Work required = Look through the entries for the string "source", and copy each line that holds it.

Provided data =
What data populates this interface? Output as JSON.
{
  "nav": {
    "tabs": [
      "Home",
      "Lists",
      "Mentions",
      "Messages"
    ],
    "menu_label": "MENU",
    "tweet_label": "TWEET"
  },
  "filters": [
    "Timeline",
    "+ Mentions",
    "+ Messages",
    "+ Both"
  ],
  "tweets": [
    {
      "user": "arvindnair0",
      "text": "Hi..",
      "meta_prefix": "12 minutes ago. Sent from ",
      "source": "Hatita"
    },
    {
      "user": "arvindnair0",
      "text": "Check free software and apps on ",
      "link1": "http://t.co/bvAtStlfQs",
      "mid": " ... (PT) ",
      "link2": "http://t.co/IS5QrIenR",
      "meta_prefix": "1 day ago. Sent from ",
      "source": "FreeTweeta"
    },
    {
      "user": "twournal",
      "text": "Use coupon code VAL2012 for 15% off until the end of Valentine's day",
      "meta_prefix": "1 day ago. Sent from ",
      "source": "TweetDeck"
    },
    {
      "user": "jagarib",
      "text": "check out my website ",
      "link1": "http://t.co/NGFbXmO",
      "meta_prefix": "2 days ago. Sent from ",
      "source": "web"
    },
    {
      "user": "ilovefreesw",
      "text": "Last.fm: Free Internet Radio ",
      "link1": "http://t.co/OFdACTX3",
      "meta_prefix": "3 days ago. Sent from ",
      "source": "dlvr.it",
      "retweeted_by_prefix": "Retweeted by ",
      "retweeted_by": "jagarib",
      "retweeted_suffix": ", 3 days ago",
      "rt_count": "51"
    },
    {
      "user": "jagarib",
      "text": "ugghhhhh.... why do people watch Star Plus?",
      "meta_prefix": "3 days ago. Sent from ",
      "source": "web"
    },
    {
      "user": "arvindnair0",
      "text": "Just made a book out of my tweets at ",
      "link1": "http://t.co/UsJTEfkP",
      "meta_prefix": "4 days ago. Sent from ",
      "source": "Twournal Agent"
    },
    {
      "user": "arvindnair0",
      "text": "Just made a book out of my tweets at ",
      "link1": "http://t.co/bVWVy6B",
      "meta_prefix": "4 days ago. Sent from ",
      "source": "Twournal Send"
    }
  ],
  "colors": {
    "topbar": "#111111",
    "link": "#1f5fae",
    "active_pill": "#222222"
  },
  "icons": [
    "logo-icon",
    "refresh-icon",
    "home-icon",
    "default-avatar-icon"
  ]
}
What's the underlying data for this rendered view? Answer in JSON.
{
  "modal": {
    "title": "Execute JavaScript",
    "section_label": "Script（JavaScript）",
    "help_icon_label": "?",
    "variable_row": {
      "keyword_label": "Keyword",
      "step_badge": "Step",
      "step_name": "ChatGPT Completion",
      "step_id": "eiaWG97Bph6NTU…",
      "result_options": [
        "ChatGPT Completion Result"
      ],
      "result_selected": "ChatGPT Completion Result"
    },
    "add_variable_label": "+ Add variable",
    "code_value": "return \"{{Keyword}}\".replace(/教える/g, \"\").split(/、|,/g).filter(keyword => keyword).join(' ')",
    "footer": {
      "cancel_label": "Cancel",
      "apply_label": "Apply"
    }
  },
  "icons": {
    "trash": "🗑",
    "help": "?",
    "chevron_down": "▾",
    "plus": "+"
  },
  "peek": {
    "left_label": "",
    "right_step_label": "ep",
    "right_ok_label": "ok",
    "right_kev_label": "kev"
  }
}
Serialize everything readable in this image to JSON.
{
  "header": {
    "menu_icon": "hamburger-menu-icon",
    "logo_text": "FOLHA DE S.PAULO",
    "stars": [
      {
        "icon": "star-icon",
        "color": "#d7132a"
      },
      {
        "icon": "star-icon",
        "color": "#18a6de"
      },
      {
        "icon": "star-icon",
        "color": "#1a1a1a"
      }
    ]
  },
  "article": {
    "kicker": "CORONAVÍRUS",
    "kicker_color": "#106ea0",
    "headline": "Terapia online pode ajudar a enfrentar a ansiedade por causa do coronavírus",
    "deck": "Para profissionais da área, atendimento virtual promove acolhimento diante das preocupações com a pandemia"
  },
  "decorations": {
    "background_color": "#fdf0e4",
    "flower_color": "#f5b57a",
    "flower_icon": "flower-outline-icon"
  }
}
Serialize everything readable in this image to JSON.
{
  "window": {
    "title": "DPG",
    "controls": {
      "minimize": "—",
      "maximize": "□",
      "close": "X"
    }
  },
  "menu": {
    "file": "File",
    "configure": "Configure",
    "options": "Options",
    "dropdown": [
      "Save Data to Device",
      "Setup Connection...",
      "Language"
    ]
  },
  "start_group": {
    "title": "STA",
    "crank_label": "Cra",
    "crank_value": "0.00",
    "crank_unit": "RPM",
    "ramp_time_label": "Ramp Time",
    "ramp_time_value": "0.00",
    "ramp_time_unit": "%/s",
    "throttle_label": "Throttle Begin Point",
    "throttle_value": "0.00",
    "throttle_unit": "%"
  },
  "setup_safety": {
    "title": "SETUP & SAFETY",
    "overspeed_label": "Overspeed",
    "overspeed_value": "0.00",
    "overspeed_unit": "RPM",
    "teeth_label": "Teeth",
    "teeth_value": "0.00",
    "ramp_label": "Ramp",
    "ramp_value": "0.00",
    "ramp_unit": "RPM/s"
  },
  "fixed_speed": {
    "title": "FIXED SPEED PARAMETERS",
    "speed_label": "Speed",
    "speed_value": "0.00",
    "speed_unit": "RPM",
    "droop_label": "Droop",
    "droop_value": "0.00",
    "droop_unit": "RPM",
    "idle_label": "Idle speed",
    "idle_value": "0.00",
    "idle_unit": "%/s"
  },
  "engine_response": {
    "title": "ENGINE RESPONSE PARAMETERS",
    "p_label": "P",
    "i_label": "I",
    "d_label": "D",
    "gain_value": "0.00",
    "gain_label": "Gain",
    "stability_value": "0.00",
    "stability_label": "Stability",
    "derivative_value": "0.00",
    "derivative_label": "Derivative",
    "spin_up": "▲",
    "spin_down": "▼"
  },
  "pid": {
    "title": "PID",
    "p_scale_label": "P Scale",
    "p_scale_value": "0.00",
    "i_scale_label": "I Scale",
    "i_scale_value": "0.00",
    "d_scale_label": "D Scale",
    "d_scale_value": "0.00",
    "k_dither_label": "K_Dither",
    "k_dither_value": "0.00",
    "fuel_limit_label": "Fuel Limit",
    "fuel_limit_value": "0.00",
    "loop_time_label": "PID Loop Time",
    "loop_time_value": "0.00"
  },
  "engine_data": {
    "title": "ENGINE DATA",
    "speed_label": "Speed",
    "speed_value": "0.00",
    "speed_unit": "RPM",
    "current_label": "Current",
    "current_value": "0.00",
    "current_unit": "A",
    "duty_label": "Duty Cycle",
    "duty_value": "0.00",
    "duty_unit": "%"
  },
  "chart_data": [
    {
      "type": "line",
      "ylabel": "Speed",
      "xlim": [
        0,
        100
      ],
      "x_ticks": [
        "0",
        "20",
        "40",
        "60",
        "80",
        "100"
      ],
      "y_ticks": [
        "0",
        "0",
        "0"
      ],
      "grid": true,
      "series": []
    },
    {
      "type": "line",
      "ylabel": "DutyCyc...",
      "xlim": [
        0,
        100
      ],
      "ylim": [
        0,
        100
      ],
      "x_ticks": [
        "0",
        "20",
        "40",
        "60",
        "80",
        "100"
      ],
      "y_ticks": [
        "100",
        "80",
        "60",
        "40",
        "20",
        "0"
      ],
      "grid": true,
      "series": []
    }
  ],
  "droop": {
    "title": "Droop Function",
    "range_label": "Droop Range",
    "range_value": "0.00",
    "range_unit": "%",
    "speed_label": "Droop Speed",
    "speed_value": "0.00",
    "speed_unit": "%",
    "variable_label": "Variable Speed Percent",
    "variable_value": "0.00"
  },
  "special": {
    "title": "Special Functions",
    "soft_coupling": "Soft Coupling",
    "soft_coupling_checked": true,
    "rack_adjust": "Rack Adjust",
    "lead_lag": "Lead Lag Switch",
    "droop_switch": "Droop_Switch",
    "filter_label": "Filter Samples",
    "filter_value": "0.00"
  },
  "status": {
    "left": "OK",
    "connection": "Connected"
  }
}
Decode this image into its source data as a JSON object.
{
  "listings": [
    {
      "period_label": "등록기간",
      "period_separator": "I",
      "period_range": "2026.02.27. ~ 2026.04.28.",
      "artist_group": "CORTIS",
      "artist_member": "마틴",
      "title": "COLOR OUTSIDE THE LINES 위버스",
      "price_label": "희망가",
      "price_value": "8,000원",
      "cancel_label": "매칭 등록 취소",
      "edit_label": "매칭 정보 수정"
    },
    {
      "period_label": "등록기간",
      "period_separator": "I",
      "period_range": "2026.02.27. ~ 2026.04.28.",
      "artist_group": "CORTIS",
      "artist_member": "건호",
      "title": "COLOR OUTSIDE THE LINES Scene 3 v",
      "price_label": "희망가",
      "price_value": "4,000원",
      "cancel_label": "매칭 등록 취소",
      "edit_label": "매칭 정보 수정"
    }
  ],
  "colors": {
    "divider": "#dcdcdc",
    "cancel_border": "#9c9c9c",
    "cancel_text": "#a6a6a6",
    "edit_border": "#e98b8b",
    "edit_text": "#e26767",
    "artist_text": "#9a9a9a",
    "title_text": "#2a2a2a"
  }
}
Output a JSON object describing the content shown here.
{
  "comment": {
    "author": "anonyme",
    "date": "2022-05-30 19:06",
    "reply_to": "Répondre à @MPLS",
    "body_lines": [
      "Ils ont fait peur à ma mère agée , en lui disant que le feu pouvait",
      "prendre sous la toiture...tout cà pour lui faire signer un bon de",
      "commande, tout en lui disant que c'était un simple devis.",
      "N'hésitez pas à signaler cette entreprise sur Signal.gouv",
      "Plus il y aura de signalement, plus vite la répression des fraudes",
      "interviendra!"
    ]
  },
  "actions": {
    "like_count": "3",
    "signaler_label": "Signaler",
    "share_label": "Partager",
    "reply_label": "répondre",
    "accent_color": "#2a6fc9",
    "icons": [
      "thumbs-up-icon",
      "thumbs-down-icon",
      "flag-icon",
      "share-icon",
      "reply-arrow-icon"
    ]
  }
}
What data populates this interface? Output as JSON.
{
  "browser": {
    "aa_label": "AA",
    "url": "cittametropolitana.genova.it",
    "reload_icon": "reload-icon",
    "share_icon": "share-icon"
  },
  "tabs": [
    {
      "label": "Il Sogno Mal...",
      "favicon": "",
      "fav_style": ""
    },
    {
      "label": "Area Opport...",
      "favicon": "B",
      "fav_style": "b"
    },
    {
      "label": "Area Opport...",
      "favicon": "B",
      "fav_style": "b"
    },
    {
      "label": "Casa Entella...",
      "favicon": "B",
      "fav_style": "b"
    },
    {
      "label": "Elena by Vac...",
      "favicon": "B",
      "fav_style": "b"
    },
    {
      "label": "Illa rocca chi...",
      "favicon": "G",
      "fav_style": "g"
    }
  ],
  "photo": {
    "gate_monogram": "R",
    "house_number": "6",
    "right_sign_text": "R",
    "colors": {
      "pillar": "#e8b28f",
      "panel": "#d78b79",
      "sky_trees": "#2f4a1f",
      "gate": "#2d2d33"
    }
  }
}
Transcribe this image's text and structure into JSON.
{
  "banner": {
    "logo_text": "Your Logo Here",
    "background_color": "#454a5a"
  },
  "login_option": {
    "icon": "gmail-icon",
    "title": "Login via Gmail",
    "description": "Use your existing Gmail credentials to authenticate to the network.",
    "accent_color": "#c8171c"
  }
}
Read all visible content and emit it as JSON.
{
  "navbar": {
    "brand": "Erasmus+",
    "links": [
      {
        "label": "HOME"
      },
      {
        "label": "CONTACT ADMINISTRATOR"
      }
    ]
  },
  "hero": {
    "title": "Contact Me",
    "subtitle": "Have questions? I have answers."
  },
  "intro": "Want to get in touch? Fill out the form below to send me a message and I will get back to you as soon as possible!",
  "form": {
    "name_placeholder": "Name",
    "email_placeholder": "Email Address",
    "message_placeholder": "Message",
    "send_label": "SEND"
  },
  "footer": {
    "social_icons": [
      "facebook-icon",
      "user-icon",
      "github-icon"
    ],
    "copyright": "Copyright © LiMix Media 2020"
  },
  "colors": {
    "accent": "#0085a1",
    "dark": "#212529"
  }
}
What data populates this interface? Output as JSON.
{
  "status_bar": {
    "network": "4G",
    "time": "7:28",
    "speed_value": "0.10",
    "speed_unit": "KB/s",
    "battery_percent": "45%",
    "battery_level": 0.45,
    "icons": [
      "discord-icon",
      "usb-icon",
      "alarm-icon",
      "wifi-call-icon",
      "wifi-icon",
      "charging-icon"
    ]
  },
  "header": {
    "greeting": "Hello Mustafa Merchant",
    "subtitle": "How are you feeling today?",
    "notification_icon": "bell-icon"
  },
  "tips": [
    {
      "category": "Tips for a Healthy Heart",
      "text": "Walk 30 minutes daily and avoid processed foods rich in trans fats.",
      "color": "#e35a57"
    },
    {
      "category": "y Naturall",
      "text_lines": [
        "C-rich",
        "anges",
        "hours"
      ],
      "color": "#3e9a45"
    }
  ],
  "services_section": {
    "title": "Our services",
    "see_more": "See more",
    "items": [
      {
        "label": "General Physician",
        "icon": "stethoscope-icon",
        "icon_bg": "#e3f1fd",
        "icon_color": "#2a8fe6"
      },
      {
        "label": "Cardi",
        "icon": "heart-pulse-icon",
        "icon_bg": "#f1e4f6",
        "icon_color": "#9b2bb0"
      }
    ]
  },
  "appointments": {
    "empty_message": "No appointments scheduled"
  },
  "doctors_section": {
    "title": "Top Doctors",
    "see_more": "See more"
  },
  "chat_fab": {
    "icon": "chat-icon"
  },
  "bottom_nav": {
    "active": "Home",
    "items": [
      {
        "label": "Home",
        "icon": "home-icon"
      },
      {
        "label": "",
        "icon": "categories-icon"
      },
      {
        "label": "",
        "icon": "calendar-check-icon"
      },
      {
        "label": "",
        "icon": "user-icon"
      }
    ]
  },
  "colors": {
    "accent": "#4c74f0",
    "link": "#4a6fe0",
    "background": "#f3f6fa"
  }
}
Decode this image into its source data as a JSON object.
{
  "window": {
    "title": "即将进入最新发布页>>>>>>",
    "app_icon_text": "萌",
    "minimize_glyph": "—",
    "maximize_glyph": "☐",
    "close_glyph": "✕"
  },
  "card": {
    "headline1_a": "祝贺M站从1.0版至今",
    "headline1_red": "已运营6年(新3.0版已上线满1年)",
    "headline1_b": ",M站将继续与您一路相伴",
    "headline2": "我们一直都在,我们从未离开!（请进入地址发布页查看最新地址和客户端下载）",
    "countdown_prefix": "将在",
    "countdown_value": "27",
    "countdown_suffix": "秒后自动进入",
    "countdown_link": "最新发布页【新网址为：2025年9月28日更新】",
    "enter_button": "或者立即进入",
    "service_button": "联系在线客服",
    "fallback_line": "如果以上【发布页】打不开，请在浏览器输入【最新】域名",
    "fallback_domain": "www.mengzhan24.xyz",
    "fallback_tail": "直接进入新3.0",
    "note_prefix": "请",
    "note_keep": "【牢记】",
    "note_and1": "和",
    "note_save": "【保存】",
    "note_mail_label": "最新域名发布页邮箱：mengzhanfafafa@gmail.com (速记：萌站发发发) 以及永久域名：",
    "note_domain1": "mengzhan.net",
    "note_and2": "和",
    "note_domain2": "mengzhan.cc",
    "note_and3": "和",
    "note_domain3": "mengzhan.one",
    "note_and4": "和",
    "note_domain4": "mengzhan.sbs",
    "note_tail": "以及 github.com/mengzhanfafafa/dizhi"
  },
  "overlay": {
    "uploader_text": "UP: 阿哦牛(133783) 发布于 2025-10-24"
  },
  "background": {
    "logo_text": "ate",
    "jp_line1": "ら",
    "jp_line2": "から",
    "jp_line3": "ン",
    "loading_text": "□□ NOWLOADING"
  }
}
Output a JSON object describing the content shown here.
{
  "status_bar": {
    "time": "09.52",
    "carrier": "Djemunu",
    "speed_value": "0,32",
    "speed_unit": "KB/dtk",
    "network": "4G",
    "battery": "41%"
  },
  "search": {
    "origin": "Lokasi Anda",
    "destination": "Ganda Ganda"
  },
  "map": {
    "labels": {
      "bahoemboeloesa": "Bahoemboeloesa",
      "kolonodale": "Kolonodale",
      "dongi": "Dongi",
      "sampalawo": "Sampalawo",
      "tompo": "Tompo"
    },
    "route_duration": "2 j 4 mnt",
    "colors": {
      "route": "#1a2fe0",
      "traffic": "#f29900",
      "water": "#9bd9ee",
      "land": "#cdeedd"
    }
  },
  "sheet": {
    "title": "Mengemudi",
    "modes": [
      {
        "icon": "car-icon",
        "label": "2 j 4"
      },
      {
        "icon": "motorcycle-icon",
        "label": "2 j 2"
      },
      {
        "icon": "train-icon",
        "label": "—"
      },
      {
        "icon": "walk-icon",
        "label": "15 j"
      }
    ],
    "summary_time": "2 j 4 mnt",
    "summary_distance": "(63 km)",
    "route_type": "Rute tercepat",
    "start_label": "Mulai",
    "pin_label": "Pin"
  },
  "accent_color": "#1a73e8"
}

Answer to this task =
      "source": "Hatita"
      "source": "FreeTweeta"
      "source": "TweetDeck"
      "source": "web"
      "source": "dlvr.it",
      "source": "web"
      "source": "Twournal Agent"
      "source": "Twournal Send"
Decode this image into its source data as a JSON object.
Decode this image into its source data as a JSON object.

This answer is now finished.